[Problem] Set every record down again, identical to the original.

[Material for this exercise]
________

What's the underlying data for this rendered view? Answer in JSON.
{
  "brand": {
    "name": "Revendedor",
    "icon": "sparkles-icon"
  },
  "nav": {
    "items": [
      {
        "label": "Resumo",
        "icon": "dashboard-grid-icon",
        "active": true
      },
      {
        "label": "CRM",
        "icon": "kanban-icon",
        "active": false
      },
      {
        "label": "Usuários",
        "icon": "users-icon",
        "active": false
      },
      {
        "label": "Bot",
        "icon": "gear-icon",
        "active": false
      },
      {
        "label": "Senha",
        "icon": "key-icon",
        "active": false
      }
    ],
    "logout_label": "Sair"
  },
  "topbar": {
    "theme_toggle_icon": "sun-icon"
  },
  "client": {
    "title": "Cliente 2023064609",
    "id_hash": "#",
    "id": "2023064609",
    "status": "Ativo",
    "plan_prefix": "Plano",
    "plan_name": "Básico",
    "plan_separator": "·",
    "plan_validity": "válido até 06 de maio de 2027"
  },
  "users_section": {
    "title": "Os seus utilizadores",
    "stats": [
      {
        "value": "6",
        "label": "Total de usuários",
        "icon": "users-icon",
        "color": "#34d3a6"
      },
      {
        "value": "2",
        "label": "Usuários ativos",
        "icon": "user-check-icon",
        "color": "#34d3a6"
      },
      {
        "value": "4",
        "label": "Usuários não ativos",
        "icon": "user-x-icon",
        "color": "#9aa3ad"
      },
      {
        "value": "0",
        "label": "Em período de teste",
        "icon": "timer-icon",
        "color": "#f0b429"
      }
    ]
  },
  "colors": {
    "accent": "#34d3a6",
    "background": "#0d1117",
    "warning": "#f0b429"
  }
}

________

[Task response]
What's the underlying data for this rendered view? Answer in JSON.
{
  "brand": {
    "name": "Revendedor",
    "icon": "sparkles-icon"
  },
  "nav": {
    "items": [
      {
        "label": "Resumo",
        "icon": "dashboard-grid-icon",
        "active": true
      },
      {
        "label": "CRM",
        "icon": "kanban-icon",
        "active": false
      },
      {
        "label": "Usuários",
        "icon": "users-icon",
        "active": false
      },
      {
        "label": "Bot",
        "icon": "gear-icon",
        "active": false
      },
      {
        "label": "Senha",
        "icon": "key-icon",
        "active": false
      }
    ],
    "logout_label": "Sair"
  },
  "topbar": {
    "theme_toggle_icon": "sun-icon"
  },
  "client": {
    "title": "Cliente 2023064609",
    "id_hash": "#",
    "id": "2023064609",
    "status": "Ativo",
    "plan_prefix": "Plano",
    "plan_name": "Básico",
    "plan_separator": "·",
    "plan_validity": "válido até 06 de maio de 2027"
  },
  "users_section": {
    "title": "Os seus utilizadores",
    "stats": [
      {
        "value": "6",
        "label": "Total de usuários",
        "icon": "users-icon",
        "color": "#34d3a6"
      },
      {
        "value": "2",
        "label": "Usuários ativos",
        "icon": "user-check-icon",
        "color": "#34d3a6"
      },
      {
        "value": "4",
        "label": "Usuários não ativos",
        "icon": "user-x-icon",
        "color": "#9aa3ad"
      },
      {
        "value": "0",
        "label": "Em período de teste",
        "icon": "timer-icon",
        "color": "#f0b429"
      }
    ]
  },
  "colors": {
    "accent": "#34d3a6",
    "background": "#0d1117",
    "warning": "#f0b429"
  }
}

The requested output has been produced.